Russia withdrew from the war following the Bolshevik Revolution, with a separate peace treaty signed by Russia and Germany in Brest-Litovsk in March 1918. Since the World War One was imperialist by nature, it is little wonder that in Soviet times it was given by a passing mention. The novels like And Quiet Flows the Don by Mikhail Sholokhov detailed the Russian part in the war, along with the growing disdain for the imperial power and the obligation to fight. But even then ordinary soldiers who fought in the war were barely remembered, as the war belonged to the tsarist, pre-Socialist part that had to be forgotten, and the sooner the better.

Now the situation has changed. The park dedicated to World War One in Moscow is located in the territory of 11,5 hectares in a walking distance from Sokol metro station.
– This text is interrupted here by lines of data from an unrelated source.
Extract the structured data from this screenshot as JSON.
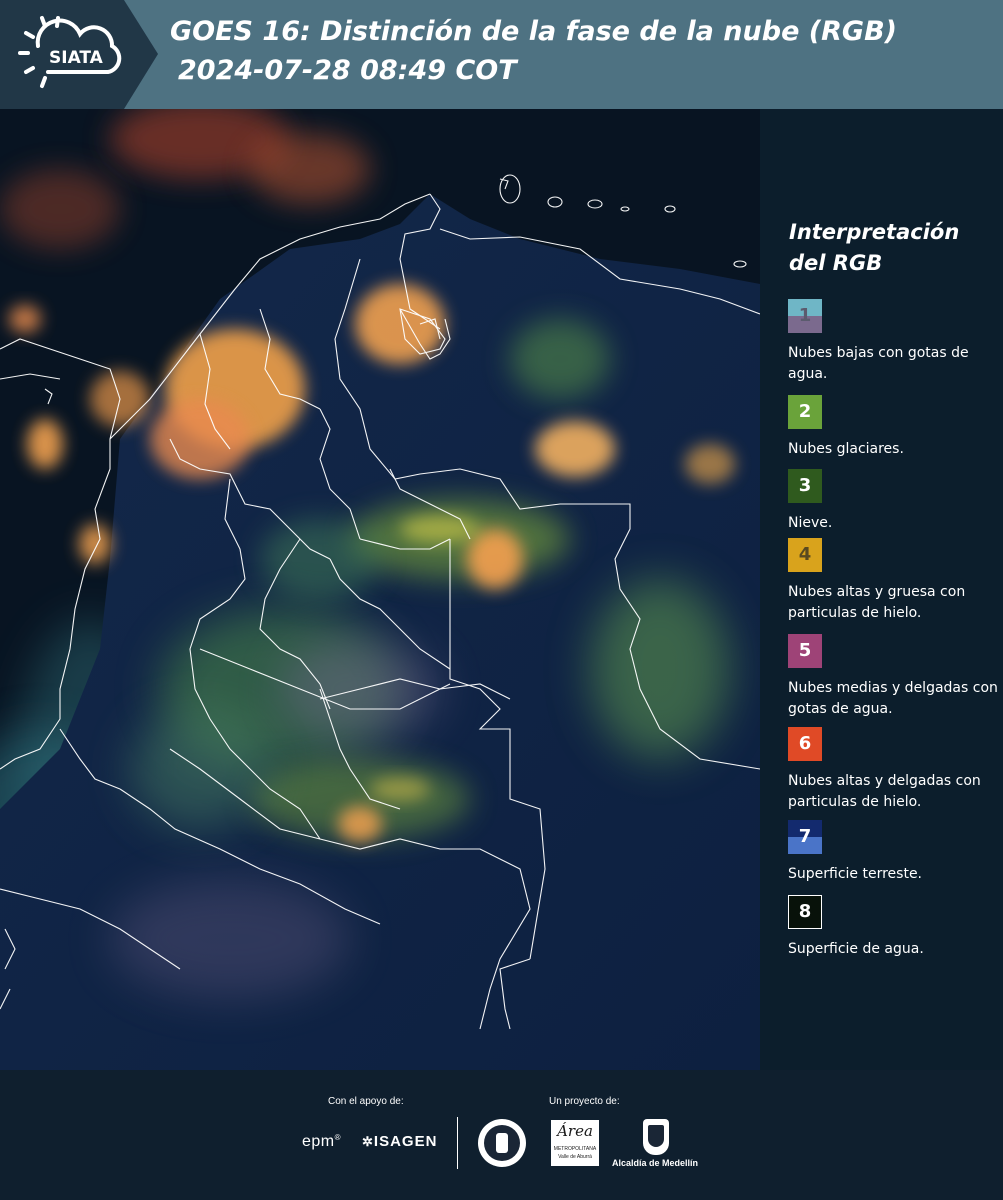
{
  "header": {
    "logo_text": "SIATA",
    "title_line1": "GOES 16: Distinción de la fase de la nube (RGB)",
    "title_line2": "2024-07-28 08:49 COT"
  },
  "legend": {
    "title_line1": "Interpretación",
    "title_line2": "del RGB",
    "items": [
      {
        "number": "1",
        "label": "Nubes bajas con gotas de agua.",
        "color_top": "#6fb6c6",
        "color_bottom": "#7b6a8e"
      },
      {
        "number": "2",
        "label": "Nubes glaciares.",
        "color_top": "#6aa33a",
        "color_bottom": "#6aa33a"
      },
      {
        "number": "3",
        "label": "Nieve.",
        "color_top": "#2f5a1e",
        "color_bottom": "#2f5a1e"
      },
      {
        "number": "4",
        "label": "Nubes altas y gruesa con particulas de hielo.",
        "color_top": "#d9a31c",
        "color_bottom": "#d9a31c"
      },
      {
        "number": "5",
        "label": "Nubes medias y delgadas con gotas de agua.",
        "color_top": "#9e4377",
        "color_bottom": "#9e4377"
      },
      {
        "number": "6",
        "label": "Nubes altas y delgadas con particulas de hielo.",
        "color_top": "#e04a26",
        "color_bottom": "#e04a26"
      },
      {
        "number": "7",
        "label": "Superficie terreste.",
        "color_top": "#132a6e",
        "color_bottom": "#4a74c8"
      },
      {
        "number": "8",
        "label": "Superficie de agua.",
        "color_top": "#08120a",
        "color_bottom": "#08120a"
      }
    ]
  },
  "footer": {
    "support_label": "Con el apoyo de:",
    "project_label": "Un proyecto de:",
    "epm_text": "epm",
    "isagen_text": "ISAGEN",
    "area_text": "Área",
    "area_sub1": "METROPOLITANA",
    "area_sub2": "Valle de Aburrá",
    "alcaldia_text": "Alcaldía de Medellín"
  }
}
Presently there are many green stretches, and commemorative monuments have been pleasantly incorporated into the landscape. There is a small chapel on a hill and a few cenotaphs. A monument at the park’s entry (from Sokol metro station) reminds us that in the park’s grounds the first common cemetery to the soldiers and medical sisters who died in the war had been created as early  as 1915. Those graves had been subsequently moved to another cemetery, but the present park is located in the cemetery grounds. It is a peaceful and solemn place where one can’t help but meditate on life and death, war and peace.
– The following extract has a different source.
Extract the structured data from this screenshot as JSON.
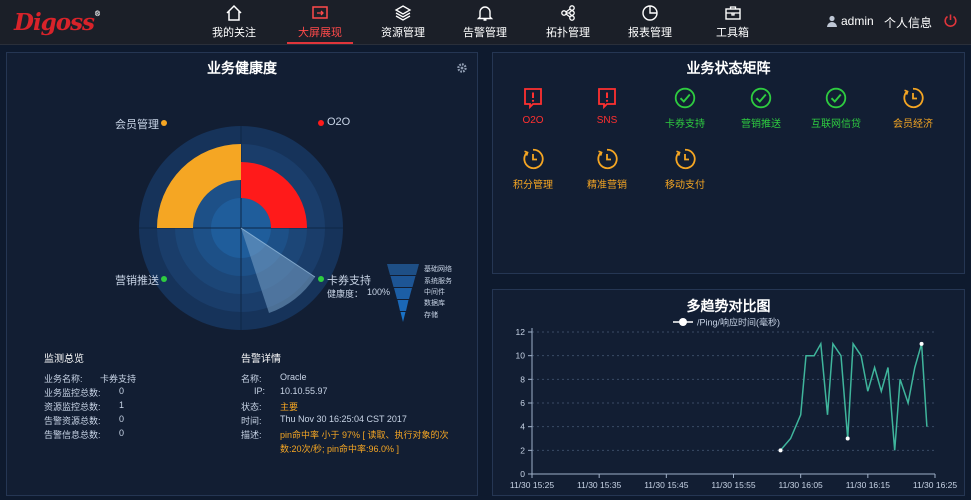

World War One Park in Moscow – Entry Memorial

 

World War One Park in Moscow –
To the Victims of the World War 1914-1919

 

World War One Park in Moscow –
A Memorial Close-Up

 

World War One Park in Moscow –
Aviators Memorial
World War One Park in Moscow –
One of the cenotaphs

 

World War One Park in Moscow –
One of the cenotaphs

 

World War One Park in Moscow – A Chapel

 

World War One Park in Moscow –
Moscow To the Dead Russian Soldiers

 

World War One Park in Moscow –
A Second World War Memorial

 

World War One Park in Moscow –
A Church Monument

 

World War One Park in Moscow –
One of the cenotaphs, featuring the symbols
of principal military awards
World War One Park in Moscow –
A commemorative stone on the former location
of the common cemetery for soldiers and
medical sisters from Moscow communities
who died in the World War One
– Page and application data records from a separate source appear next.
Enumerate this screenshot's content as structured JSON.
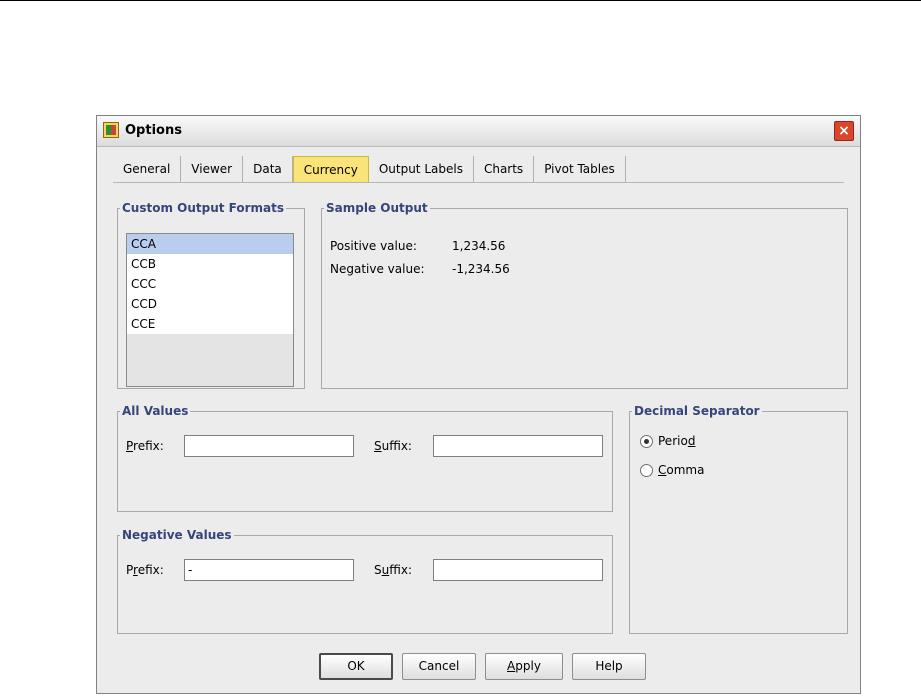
{
  "window": {
    "title": "Options",
    "close_symbol": "×"
  },
  "tabs": [
    {
      "label": "General"
    },
    {
      "label": "Viewer"
    },
    {
      "label": "Data"
    },
    {
      "label": "Currency",
      "active": true
    },
    {
      "label": "Output Labels"
    },
    {
      "label": "Charts"
    },
    {
      "label": "Pivot Tables"
    }
  ],
  "custom_formats": {
    "legend": "Custom Output Formats",
    "items": [
      "CCA",
      "CCB",
      "CCC",
      "CCD",
      "CCE"
    ],
    "selected": "CCA"
  },
  "sample_output": {
    "legend": "Sample Output",
    "positive_label": "Positive value:",
    "positive_value": "1,234.56",
    "negative_label": "Negative value:",
    "negative_value": "-1,234.56"
  },
  "all_values": {
    "legend": "All Values",
    "prefix_label_u": "P",
    "prefix_label_rest": "refix:",
    "prefix_value": "",
    "suffix_label_u": "S",
    "suffix_label_rest": "uffix:",
    "suffix_value": ""
  },
  "negative_values": {
    "legend": "Negative Values",
    "prefix_label_a": "P",
    "prefix_label_u": "r",
    "prefix_label_b": "efix:",
    "prefix_value": "-",
    "suffix_label_a": "S",
    "suffix_label_u": "u",
    "suffix_label_b": "ffix:",
    "suffix_value": ""
  },
  "decimal_separator": {
    "legend": "Decimal Separator",
    "period_a": "Perio",
    "period_u": "d",
    "comma_u": "C",
    "comma_b": "omma",
    "selected": "Period"
  },
  "buttons": {
    "ok": "OK",
    "cancel": "Cancel",
    "apply_u": "A",
    "apply_b": "pply",
    "help": "Help"
  },
  "colors": {
    "active_tab": "#f9e47a",
    "legend_text": "#36457a",
    "selected_item": "#b9cdef",
    "close_button": "#d9462b"
  }
}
The Gandhi Angel In the Heart of Moscow

You may have heard of the heavy snowfalls that came down on Moscow in the last few days. While such snowfalls usually play a few tricks with the appearances of people and buildings, this year’s award doubtless goes to the bust of Mohandas Gandhi that stands in the inner yard of the Foreign Literature Library in Moscow. From the side the heap of snow on his head makes him look like wearing a Phrygian cap, whereas from the front he appears like an angel, complete with wings. The Gandhi Angel, no less.

Moscow Winter Events

Not long after I came back from Tarusa a chain of various events ensued, mostly pleasant. I attended the opening of two exhibitions at the Central House of the Artist and previewed the other two there; met with a few friends at various lovely places, and finally attended the first night of Boris Godunov by Alexander Pushkin stages by Nikolai Kolyada and performed as part of Kolyada Festival at the theatre centre “Na Strastnom”. Presently I’m sitting in one of my favourite cafes after a good productive afternoon at the Foreign Literature Library where I have been working on one of the projects I mentioned last year. And frankly, little can put you into the right working mood than the following sights that you see immediately upon leaving the house.

As a matter of fact, two girls who sit behind me chat about movies, one of them boasting that she can “predict” the twists and turns of the characters’ destinies. Both also discover their shared longing for the beauty and simplicity of the old films, namely The Breakfast at Tiffany’s.